NASHVILLE, Tenn. (WKRN) – The Tennessee Department of Health has confirmed additional cases and deaths related to COVID-19 across the state on Thursday, October 15.
The health department reported 2,289 new cases, bringing the state to 222,827 total cases, a 1% day-to-day increase since Wednesday. Of the total cases, 212,116 are confirmed and 10,711 are probable.
Tennessee’s seven-day new cases average increased to 1,911 additional cases per day.
Of the 222,827 cases, 114,534 are female (51%), 106,445 are male (48%), and 1,848 are pending (1%).
TDH also confirmed 36 additional deaths, bringing Tennessee up to 2,864 total deaths.
Out of the confirmed positive cases, 200,164 are listed as inactive/recovered, an increase of 1,699 in the last 24 hours.
The number of total hospitalizations now sits at 9,416. There are 1,149 people currently hospitalized.
Tennessee has processed 3,257,952 tests with 3,035,125 negative results. The percentage for positive cases remains around 6.8%. Thursday’s update added 24,653 tests to the state’s total.
A member of Governor Bill Lee’s Executive Security Detail has tested positive for COVID-19.
The governor’s office released a statement Wednesday afternoon saying Lee is feeling well and has tested negative for COVID-19 but out of an abundance of caution, he is quarantining at home with the First Lady until further notice.
Late Wednesday afternoon, sources close to the First Lady told News 2 that she also had tested negative.
Doctors say they’ve seen a trend of COVID-19 cases growing in rural Tennessee.
“In these small communities, with a lot of covid activity, we’re seeing disease activity in the 100 to 200 new cases per 100 thousand people per day,” said Dr. David Aronoff, direct of the Division of Infectious Diseases at Vanderbilt Medical University Center. “Even though those counties don’t have as many people, those people are very effectively spreading COVID-19 from one person to another.”
Dr. Aronoff believes the increase in cases comes from the loosening of protocols like mask mandates.
“This pandemic is still very active and it’s very active because of silent transmission events,” Dr. Aronoff explained. “It’s active because people without symptoms, who do not know they are infected, are in fact infected with the SARS-CoV-2 virus and are capable of transmitting to other people.”
An unpublished report prepared for the White House Coronavirus Task Force emphasizes the importance of wearing masks to slow the spread of COVID-19 in multiple “red zone” states, including Tennessee.

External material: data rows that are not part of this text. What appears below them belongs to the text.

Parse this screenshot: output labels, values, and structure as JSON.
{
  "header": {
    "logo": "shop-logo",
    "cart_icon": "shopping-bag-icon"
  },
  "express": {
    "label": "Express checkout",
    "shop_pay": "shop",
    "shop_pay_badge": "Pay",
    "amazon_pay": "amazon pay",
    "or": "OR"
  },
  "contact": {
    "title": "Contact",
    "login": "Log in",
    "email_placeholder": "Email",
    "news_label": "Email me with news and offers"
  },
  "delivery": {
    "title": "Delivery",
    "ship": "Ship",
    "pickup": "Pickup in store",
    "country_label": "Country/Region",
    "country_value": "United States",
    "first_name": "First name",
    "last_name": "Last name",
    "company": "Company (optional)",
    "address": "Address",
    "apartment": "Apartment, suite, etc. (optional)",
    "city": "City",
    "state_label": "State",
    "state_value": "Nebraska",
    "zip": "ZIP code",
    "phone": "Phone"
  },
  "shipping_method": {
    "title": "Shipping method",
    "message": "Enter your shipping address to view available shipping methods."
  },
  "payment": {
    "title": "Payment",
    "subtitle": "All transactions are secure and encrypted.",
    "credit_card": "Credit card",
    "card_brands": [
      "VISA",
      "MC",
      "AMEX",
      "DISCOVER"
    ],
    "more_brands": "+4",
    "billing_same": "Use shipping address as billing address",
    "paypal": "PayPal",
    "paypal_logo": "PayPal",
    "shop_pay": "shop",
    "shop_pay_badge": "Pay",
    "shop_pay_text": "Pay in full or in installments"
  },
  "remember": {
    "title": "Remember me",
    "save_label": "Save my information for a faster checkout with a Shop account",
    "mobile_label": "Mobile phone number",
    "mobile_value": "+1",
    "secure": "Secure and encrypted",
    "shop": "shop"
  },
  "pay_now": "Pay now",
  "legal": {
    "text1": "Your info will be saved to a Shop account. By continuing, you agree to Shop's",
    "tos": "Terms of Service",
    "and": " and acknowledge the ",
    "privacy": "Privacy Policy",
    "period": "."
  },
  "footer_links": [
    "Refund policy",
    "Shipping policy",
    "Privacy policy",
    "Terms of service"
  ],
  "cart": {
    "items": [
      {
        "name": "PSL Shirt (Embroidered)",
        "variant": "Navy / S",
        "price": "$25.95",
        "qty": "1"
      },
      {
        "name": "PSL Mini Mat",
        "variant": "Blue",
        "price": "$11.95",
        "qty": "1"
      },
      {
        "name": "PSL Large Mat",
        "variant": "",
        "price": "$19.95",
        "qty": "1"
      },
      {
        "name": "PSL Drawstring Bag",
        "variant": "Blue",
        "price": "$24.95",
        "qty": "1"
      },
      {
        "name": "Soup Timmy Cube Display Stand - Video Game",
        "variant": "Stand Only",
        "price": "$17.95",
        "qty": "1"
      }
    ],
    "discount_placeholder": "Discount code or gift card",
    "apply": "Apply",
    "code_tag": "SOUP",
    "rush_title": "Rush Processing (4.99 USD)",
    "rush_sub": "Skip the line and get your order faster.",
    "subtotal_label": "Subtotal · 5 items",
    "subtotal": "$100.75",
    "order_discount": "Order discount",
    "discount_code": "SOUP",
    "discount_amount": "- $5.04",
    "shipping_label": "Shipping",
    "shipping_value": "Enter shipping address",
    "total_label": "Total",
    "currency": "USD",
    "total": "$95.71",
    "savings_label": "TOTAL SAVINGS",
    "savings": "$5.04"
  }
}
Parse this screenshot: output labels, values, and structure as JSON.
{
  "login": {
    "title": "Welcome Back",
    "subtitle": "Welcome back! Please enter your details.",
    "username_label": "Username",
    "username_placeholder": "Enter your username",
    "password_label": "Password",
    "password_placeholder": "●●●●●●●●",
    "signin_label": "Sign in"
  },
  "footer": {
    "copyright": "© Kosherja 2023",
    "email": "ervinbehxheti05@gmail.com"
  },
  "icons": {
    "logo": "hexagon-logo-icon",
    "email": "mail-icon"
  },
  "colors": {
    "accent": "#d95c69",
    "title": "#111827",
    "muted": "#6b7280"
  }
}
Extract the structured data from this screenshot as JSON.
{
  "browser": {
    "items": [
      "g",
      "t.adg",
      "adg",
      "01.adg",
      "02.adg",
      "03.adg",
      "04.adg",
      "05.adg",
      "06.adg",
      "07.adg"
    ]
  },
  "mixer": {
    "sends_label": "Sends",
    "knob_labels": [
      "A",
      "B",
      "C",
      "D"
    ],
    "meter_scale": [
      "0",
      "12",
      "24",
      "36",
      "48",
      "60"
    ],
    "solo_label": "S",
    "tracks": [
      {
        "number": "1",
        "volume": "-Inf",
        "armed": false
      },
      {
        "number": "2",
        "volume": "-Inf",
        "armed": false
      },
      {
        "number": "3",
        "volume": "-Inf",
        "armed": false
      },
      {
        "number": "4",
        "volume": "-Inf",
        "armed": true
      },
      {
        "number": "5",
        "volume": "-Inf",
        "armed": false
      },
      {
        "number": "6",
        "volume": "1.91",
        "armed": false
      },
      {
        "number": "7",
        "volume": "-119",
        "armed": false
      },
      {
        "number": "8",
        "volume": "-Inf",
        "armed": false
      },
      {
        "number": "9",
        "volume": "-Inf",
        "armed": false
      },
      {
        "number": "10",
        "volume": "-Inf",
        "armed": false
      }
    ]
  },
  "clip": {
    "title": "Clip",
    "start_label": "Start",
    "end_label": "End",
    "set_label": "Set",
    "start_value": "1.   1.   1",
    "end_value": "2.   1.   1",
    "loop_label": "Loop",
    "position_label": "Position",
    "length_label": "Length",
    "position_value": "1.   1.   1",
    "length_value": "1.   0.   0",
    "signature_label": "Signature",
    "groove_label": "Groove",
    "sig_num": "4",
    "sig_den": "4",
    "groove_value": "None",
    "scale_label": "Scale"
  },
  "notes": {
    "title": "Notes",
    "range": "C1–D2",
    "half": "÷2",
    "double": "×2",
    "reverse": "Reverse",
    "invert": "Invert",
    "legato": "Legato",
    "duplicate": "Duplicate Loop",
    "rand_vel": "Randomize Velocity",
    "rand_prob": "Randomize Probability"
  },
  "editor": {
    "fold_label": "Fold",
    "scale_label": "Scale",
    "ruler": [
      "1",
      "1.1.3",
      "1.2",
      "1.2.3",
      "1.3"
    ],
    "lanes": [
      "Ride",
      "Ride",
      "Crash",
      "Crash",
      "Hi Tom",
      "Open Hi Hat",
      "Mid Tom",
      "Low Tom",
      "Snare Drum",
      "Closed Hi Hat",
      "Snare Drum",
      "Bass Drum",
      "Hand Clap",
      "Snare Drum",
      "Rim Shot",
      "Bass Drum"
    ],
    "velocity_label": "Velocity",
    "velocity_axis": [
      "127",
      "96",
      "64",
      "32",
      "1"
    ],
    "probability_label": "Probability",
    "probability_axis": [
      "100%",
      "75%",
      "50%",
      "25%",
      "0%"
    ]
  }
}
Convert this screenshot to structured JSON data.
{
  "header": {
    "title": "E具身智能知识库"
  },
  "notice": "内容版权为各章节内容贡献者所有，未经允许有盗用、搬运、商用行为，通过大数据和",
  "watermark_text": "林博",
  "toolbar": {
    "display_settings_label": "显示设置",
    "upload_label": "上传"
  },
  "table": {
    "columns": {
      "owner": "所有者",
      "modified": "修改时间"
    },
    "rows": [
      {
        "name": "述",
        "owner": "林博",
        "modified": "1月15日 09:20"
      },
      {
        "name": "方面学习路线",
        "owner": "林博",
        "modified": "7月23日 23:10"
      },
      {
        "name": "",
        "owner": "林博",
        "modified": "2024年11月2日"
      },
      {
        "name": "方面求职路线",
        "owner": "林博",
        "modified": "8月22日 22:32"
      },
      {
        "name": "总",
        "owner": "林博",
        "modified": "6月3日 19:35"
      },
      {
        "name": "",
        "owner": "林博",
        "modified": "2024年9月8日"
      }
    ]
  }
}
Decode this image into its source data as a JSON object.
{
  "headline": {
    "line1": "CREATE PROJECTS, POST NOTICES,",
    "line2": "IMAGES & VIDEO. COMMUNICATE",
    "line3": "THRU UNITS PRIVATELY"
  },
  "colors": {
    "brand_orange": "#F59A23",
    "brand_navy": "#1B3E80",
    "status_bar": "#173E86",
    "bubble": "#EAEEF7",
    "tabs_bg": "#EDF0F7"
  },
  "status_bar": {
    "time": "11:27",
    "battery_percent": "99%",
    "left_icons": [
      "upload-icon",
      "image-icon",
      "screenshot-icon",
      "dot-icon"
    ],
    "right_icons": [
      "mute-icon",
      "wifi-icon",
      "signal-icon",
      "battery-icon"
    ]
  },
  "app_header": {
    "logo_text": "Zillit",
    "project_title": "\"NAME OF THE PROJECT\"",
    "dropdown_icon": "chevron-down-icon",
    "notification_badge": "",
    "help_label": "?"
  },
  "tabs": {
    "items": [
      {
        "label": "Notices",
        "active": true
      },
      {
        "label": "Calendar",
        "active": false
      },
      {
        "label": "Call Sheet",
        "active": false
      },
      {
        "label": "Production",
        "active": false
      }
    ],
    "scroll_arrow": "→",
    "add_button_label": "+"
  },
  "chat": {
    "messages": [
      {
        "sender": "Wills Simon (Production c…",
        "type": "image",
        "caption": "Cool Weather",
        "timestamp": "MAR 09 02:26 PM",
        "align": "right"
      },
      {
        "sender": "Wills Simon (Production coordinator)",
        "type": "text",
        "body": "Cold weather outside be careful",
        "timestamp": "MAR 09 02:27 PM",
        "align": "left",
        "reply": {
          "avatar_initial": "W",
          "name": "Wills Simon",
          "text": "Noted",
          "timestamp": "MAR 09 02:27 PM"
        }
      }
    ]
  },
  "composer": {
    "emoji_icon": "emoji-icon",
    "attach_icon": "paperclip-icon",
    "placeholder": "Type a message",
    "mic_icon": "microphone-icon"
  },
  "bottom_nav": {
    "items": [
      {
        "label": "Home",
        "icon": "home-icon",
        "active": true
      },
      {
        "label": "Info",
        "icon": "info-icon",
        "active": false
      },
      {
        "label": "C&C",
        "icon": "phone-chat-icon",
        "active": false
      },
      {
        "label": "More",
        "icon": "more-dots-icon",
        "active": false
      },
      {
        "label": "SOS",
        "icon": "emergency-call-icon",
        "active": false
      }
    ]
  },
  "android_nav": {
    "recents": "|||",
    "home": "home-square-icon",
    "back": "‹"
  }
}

The information was revealed in a document, dated Oct. 4, obtained by the Center for Public Integrity, a nonprofit newsroom based in Washington D.C. The report, which is provided to governors across the United States, suggests 24 states are in the “red zone” for coronavirus cases.
Tennessee is currently ranked number 14 on the list, which is topped by states including North Dakota, South Dakota, and Wisconsin.
COVID-19 in Nashville
Earlier Thursday, Metro Public Health Department officials reported an increase of 54 COVID-19 cases in Davidson County, bringing the county’s total to 31,011.
During the city’s weekly COVID-19 news briefing Thursday morning, Nashville’s health director, Dr. Michael Caldwell announced 36 case clusters had been identified since Aug. 31. The list of coronavirus case clusters identified over the last two months in Nashville and Davidson County includes a volleyball tournament, two weddings, a karaoke bar, and a 7th-grade party among private school students.
The Metro Nashville Public Health Department is investigating a large gathering that drew thousands of people to downtown Nashville over the weekend.
Meharry Medical College CEO Dr. James Hildreth said the gathering had the markings of a super-spreader event.
“It’s one of the things we cringe when we see in terms of public health officials. We know that it’s a situation that is ideal for the spread of the virus and it’s unfortunate and hopefully, some things can be done to encourage people that when they’re going to be in a large crowd at least they should wear a mask,” said Dr. Hildreth.
Newly released dispatch calls gave a closer look at the “Let Us Worship” event held Sunday afternoon outside the Metro Courthouse. Video on social media showed thousands of people packed together with no social distancing or face masks.
The chairman of the Metro Coronavirus Task Force says he was “concerned” when he learned of a large gathering held outside of the Metro Courthouse in downtown Nashville over the weekend.